Identify all lines in the data containing the string "Fixed". Copy them out.
▼▼▼
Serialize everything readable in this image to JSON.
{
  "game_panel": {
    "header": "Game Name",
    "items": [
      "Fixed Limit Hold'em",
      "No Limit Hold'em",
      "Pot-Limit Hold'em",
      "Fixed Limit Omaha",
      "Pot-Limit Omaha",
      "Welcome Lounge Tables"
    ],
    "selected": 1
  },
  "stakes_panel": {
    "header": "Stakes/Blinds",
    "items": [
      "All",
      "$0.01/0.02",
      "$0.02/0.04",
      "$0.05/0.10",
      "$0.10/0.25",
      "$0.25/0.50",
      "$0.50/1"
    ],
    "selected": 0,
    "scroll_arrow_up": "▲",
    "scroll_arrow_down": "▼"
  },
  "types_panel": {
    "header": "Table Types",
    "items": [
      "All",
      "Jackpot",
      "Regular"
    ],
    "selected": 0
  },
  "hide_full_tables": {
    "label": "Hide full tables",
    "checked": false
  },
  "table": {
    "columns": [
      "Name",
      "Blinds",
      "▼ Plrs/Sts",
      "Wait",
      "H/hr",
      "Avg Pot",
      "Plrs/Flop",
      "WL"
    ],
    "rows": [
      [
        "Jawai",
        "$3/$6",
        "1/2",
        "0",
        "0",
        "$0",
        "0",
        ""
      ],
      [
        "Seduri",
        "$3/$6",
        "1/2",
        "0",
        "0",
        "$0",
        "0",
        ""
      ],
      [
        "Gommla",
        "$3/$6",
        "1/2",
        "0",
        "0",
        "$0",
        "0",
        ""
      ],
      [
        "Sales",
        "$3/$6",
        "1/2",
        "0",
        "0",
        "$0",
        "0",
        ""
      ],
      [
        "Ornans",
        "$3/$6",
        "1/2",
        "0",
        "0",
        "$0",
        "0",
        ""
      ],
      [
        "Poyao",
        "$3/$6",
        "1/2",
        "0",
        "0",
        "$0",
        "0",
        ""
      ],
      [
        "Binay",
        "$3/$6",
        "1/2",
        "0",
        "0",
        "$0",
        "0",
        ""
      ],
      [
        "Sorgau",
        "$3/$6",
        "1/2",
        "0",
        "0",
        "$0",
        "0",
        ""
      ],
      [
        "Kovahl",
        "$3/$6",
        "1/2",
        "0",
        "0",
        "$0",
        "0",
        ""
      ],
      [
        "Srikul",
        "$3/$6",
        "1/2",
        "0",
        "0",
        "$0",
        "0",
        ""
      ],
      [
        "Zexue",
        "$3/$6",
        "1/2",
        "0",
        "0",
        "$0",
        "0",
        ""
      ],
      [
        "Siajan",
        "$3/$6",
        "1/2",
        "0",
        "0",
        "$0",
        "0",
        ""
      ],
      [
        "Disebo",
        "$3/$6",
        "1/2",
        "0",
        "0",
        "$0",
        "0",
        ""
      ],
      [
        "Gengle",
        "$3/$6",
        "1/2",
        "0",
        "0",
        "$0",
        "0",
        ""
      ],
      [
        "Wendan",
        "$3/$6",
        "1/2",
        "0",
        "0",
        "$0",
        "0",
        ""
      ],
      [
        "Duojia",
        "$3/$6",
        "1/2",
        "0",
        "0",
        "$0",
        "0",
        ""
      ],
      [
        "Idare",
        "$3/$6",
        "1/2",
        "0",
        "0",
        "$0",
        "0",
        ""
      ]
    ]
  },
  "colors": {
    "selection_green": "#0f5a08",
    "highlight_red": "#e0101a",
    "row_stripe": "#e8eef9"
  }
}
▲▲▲
== Solution for this problem ==
      "Fixed Limit Hold'em",
      "Fixed Limit Omaha",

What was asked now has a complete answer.